Twenty community partners help in this realm. The partnership with Harmony Family Center, for example, allows Daniel and his team to weave therapy into a family’s time at the Village, helping them overcome past trauma. The YMCA provides free memberships. Car dealers in the region help families access transportation at reasonable prices. And Emerald Youth Foundation is right on site providing youth development work, as 50 of the 80 people living in the village right now are children.
Roughly 75 percent of the mothers end up going back to school while in the program, and there are even scholarship funds they can apply to. The organization additionally works with families to set up “max savings accounts” or “individual development accounts” where the families save money of their own that is matched by the Restoration House and its community of supporters. “Economic poverty is not just lack of income; it’s lack of asset,” Daniel says. “We want to help families gain assets that increase in value.”
For smaller financial strains during their stay, such as needing help paying for a couple months of car insurance while the mother secures a job, the women can apply to the Family Assistance Fund. “Families can access up to $450 per year in small dollar amounts that help them overcome short term financial barriers to long term financial gain,” Daniel says.
Some of the mothers also have the opportunity to purchase a vehicle while in the program. Vehicles that are donated to the organization are fixed up, inspected, then sold to a family at a rate they can afford. The money then goes back into fixing other donated vehicles that will eventually make their way to moms. “So then the families are just investing back in one another,” Daniel says.
Chasity Johnson entered the program in 2012. With a new baby, Johnson was in search of stable housing. She also had other children she was working to regain custody of. “I just thought that they would be a resource and another set of eyes in regards to my situation,” she says, “…but it was an even better situation than that.”
At Restoration House, her children could come to visit and she could raise her newest. “It just helped take the strain off as I was trying to do everything, especially not having a huge support system,” she says. Johnson had already been taking college classes, but she eventually ending up in LPN school while there. “I always wanted to be in healthcare,” she says. “I was a CNA for nine years. So it was something that I enjoy, helping people.”
Her Restoration House family advocate eased her stress a little bit more by helping her navigate the legal process of regaining custody of her children. And having an ally team ready to help, whether it was in dropping off a meal or babysitting, made the journey easier. Amidst all of this were classes on budgeting and parenting, as well as group therapy sessions where she learned important coping skills.
Johnson stayed in the program for roughly two-and-a-half years, leaving after she finished school. “I felt like I was ready,” she says. “I had graduated LPN school.

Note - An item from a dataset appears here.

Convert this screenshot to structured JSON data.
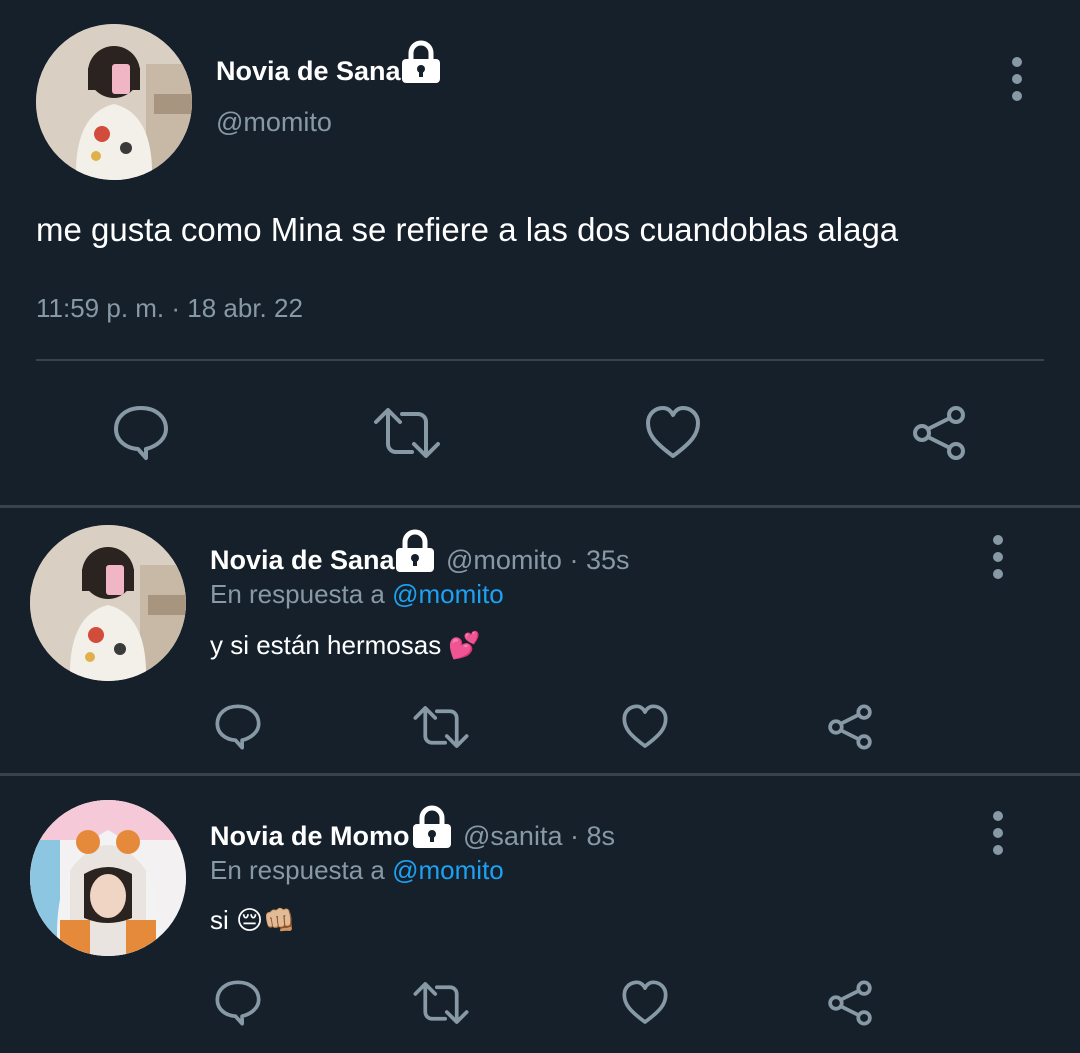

I was working, so I felt like I was financially stable.” Today, Johnson continues work as an LPN. Her oldest child now is 22. And her connection to the Restoration House remains.
Johnson is just one example of the women that the Restoration House team walks alongside each year. And there is a sense of empowerment that comes to mind when hearing about how the organization approaches how it supports them. The focus is on helping single moms “mitigate barriers,” Daniel says.
Each year, with a staff of 10—but a partner team of many—the organization walks with 22 families at any one time, helping them regain their footing as they journey on the road to stability. And for the Watsons, it’s been like watching a dream unfold.
“It’s kind of overwhelming and humbling,” Mandy says of how far the organization has come. “But it also gives me hope for what’s next. That if something that started small like this can grow, then what is even more possible from here?”
To learn more about ways to become involved with The Restoration House of East Tennessee, readers can visit www.therestorationhouse.net.